## Task directions
Every line containing the word "meta" must be pulled from the records.

## Task inputs
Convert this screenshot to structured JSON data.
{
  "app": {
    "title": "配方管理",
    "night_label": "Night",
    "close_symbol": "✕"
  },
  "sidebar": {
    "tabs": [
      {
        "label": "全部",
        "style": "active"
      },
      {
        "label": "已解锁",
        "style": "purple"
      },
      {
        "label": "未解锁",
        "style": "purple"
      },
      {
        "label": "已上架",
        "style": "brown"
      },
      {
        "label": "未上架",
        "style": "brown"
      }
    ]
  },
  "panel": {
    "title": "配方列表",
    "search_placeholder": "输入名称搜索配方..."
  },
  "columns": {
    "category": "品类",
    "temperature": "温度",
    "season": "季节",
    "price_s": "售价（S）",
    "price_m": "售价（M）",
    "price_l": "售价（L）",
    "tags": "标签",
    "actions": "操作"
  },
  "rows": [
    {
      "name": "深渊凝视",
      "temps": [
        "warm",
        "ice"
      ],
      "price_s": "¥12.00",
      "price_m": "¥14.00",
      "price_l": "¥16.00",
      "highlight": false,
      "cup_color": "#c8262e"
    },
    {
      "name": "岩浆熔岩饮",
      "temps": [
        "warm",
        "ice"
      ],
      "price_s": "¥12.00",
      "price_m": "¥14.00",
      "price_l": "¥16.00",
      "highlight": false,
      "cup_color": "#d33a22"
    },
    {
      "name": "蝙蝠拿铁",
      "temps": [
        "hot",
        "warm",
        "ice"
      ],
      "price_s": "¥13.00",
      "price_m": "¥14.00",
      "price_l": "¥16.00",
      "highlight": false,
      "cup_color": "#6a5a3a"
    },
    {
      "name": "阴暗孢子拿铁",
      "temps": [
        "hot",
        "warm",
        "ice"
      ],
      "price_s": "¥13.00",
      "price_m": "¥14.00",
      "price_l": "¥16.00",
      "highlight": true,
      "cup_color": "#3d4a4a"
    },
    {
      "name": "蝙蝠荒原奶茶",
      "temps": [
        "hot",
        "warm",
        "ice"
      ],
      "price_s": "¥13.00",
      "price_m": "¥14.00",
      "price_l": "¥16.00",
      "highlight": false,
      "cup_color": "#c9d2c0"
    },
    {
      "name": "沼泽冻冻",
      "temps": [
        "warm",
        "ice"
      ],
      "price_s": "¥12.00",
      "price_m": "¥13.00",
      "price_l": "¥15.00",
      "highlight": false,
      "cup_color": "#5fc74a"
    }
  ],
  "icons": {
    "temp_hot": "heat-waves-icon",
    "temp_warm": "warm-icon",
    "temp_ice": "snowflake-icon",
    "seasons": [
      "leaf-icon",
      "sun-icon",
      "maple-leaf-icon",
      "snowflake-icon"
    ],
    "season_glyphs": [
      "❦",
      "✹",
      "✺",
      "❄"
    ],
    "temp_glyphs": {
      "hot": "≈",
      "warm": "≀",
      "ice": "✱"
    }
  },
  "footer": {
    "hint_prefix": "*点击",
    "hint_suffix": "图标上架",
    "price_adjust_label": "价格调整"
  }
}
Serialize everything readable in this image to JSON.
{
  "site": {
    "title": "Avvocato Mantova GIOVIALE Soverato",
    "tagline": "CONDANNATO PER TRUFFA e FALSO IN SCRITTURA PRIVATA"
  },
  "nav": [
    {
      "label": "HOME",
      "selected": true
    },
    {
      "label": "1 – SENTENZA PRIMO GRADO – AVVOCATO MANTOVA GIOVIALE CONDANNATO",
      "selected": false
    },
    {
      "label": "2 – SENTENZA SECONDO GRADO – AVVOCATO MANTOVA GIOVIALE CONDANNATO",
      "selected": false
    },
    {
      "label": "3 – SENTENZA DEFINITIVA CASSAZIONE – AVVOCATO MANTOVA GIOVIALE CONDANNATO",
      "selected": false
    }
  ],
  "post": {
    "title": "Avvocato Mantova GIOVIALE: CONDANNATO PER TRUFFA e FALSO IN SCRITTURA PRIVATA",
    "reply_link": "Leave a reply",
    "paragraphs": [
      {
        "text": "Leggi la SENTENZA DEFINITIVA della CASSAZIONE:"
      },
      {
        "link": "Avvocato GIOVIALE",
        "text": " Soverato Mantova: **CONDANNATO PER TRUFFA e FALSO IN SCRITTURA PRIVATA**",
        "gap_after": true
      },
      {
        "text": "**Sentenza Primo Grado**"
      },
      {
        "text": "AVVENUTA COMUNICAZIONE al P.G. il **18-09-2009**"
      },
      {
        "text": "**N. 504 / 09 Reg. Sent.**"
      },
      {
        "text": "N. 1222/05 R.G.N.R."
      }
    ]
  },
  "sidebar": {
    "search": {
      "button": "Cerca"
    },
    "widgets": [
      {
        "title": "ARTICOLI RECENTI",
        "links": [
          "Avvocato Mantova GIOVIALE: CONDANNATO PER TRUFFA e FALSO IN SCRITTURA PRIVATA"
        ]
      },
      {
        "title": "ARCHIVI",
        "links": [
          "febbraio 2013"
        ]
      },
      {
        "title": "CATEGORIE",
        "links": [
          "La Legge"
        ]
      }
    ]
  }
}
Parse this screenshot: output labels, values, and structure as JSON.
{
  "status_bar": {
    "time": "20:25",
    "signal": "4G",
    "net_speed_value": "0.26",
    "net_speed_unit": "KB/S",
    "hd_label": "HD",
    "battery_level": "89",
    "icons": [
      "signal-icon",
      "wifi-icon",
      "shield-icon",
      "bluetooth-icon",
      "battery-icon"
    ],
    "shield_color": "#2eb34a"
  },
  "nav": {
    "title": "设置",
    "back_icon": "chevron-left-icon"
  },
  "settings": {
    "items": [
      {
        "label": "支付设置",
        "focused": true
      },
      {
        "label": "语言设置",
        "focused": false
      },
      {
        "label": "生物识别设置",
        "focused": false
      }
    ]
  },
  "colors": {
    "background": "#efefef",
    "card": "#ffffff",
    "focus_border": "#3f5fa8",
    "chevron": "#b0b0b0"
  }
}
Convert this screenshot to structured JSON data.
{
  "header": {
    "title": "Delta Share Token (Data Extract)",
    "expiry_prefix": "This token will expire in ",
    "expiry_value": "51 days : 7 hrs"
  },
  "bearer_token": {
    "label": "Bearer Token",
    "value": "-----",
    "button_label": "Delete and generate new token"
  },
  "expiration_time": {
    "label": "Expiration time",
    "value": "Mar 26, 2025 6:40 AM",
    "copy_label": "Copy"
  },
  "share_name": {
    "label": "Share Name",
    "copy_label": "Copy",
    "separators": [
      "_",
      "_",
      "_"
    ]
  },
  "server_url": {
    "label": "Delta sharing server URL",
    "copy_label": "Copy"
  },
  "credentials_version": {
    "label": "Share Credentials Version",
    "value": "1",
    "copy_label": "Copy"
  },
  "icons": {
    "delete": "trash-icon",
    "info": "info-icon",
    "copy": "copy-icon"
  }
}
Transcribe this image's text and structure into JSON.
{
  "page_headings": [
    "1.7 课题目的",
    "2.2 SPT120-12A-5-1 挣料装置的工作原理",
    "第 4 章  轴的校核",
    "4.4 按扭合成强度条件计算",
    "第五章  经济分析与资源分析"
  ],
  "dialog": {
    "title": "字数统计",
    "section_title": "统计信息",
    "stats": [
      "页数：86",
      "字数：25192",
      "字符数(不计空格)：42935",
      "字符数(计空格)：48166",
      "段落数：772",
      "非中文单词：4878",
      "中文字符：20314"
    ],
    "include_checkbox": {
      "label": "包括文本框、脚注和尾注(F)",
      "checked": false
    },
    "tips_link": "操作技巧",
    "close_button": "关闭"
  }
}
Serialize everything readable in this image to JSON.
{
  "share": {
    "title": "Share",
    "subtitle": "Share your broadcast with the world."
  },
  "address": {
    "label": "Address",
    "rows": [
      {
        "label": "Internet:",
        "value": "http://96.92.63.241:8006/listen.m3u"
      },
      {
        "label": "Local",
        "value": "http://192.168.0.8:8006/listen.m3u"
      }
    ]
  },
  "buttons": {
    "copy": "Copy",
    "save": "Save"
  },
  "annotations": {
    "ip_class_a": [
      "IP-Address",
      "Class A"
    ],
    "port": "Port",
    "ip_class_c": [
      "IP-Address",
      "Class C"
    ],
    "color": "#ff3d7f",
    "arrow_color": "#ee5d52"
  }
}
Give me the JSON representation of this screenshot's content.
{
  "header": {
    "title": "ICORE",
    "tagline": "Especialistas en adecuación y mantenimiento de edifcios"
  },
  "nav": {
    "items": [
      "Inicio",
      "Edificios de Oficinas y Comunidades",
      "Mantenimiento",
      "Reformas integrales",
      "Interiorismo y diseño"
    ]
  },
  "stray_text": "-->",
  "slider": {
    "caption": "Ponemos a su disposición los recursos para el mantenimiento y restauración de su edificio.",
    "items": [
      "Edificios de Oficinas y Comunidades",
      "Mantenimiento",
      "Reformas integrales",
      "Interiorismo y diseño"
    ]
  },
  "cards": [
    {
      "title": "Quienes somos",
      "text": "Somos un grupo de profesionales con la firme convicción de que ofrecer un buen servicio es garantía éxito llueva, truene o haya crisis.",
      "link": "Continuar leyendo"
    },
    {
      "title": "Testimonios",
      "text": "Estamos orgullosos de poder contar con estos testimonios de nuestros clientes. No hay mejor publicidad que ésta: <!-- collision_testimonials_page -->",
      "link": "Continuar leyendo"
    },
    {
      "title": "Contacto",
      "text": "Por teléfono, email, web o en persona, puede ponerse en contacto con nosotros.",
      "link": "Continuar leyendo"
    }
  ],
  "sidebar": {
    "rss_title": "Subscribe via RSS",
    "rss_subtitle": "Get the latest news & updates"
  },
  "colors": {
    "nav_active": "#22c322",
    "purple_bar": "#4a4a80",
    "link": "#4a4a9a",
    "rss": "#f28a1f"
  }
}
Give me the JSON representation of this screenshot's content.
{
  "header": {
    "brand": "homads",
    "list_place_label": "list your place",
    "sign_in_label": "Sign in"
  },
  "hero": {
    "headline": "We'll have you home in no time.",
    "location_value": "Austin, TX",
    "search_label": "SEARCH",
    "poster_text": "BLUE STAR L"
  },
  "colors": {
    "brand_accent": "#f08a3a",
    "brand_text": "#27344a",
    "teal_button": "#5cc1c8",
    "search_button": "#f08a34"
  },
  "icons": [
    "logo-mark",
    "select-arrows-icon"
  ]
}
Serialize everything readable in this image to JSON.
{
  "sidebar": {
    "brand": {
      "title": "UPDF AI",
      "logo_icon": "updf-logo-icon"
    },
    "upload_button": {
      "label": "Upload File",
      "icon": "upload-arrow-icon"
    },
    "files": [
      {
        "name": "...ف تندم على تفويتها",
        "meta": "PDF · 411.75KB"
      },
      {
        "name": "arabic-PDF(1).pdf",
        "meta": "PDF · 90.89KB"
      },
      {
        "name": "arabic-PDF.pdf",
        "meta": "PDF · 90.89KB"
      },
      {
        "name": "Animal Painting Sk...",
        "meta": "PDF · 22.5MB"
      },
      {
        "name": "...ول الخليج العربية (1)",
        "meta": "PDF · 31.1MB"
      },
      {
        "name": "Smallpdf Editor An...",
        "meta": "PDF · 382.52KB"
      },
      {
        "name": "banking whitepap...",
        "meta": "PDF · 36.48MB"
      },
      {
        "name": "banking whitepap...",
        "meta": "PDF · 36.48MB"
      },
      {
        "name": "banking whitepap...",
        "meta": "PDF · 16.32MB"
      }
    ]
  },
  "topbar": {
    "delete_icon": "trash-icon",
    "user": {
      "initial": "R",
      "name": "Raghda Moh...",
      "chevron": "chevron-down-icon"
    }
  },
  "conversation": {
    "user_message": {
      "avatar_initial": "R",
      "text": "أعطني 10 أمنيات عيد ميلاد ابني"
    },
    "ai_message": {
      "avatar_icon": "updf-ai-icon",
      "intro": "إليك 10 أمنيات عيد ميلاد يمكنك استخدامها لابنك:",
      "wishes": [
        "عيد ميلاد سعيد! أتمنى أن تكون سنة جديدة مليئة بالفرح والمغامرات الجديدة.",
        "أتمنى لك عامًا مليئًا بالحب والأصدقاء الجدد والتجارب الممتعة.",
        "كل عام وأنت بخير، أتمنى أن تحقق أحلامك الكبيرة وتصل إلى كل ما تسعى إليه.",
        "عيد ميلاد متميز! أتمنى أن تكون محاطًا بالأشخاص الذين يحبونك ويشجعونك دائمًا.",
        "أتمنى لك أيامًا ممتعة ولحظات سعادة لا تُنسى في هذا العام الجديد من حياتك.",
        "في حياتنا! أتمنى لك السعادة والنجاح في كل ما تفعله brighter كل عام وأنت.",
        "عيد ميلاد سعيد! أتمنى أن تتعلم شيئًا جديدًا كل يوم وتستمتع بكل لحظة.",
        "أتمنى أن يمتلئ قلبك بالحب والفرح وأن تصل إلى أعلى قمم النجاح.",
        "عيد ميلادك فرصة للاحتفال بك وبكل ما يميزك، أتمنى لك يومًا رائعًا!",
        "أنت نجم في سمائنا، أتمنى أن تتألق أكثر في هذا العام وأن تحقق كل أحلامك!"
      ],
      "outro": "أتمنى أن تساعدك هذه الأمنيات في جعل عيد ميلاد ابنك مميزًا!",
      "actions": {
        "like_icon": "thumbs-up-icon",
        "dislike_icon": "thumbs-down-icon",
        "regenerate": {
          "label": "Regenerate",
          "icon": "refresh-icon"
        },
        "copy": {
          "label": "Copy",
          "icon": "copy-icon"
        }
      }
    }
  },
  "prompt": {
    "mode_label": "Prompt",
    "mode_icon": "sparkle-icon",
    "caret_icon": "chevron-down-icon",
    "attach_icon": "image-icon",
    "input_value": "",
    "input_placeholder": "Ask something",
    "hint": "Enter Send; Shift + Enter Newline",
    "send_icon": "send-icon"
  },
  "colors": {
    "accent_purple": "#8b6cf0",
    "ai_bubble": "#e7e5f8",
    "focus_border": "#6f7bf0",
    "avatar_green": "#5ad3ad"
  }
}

## Solution to the exercise
        "meta": "PDF · 411.75KB"
        "meta": "PDF · 90.89KB"
        "meta": "PDF · 90.89KB"
        "meta": "PDF · 22.5MB"
        "meta": "PDF · 31.1MB"
        "meta": "PDF · 382.52KB"
        "meta": "PDF · 36.48MB"
        "meta": "PDF · 36.48MB"
        "meta": "PDF · 16.32MB"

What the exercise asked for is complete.